Action item:
The task calls for each line of the records below in which the word "Videos" appears.
*** The data Section Begins ***
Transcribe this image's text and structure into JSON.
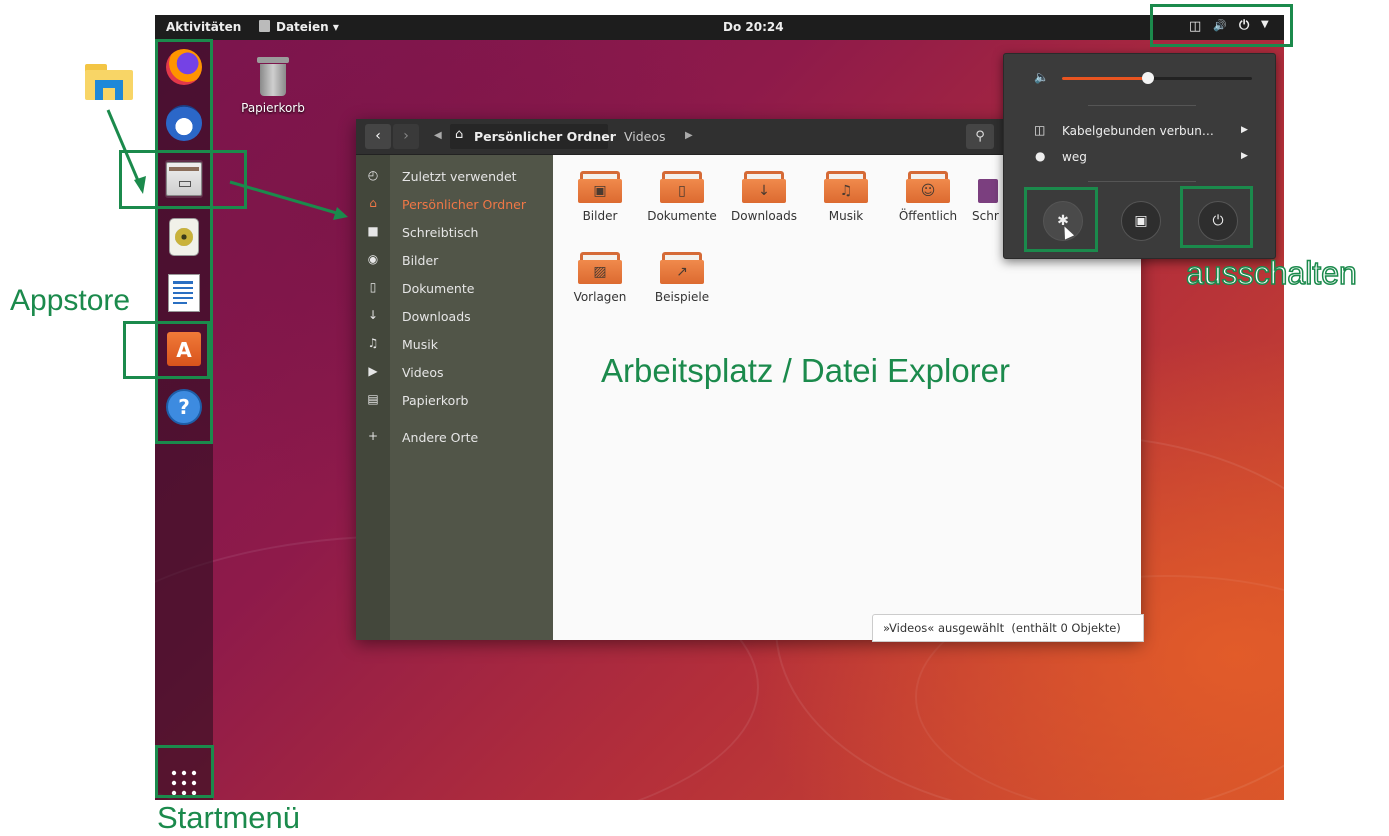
{
  "topbar": {
    "activities": "Aktivitäten",
    "app_menu": "Dateien ▾",
    "clock": "Do 20:24"
  },
  "desktop": {
    "trash_label": "Papierkorb"
  },
  "window": {
    "path_home": "Persönlicher Ordner",
    "path_current": "Videos",
    "sidebar_items": [
      {
        "label": "Zuletzt verwendet",
        "icon": "clock-icon"
      },
      {
        "label": "Persönlicher Ordner",
        "icon": "home-icon",
        "active": true
      },
      {
        "label": "Schreibtisch",
        "icon": "desktop-folder-icon"
      },
      {
        "label": "Bilder",
        "icon": "camera-icon"
      },
      {
        "label": "Dokumente",
        "icon": "document-icon"
      },
      {
        "label": "Downloads",
        "icon": "download-icon"
      },
      {
        "label": "Musik",
        "icon": "music-icon"
      },
      {
        "label": "Videos",
        "icon": "video-icon"
      },
      {
        "label": "Papierkorb",
        "icon": "trash-icon"
      },
      {
        "label": "Andere Orte",
        "icon": "plus-icon"
      }
    ],
    "folders": [
      {
        "label": "Bilder",
        "icon": "image-folder-icon"
      },
      {
        "label": "Dokumente",
        "icon": "document-folder-icon"
      },
      {
        "label": "Downloads",
        "icon": "download-folder-icon"
      },
      {
        "label": "Musik",
        "icon": "music-folder-icon"
      },
      {
        "label": "Öffentlich",
        "icon": "public-folder-icon"
      },
      {
        "label": "Schr",
        "icon": "desktop-folder-icon"
      },
      {
        "label": "Vorlagen",
        "icon": "templates-folder-icon"
      },
      {
        "label": "Beispiele",
        "icon": "examples-folder-icon"
      }
    ],
    "status": "»Videos« ausgewählt  (enthält 0 Objekte)"
  },
  "sysmenu": {
    "volume_level": 0.45,
    "network_label": "Kabelgebunden verbun…",
    "user_label": "weg"
  },
  "annotations": {
    "appstore": "Appstore",
    "startmenu": "Startmenü",
    "explorer": "Arbeitsplatz / Datei Explorer",
    "shutdown": "ausschalten"
  },
  "colors": {
    "annotation_green": "#1b8a4c",
    "ubuntu_orange": "#e95420",
    "active_sidebar": "#f07746"
  }
}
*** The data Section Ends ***
Finished task:
    "path_current": "Videos",
        "label": "Videos",
    "status": "»Videos« ausgewählt  (enthält 0 Objekte)"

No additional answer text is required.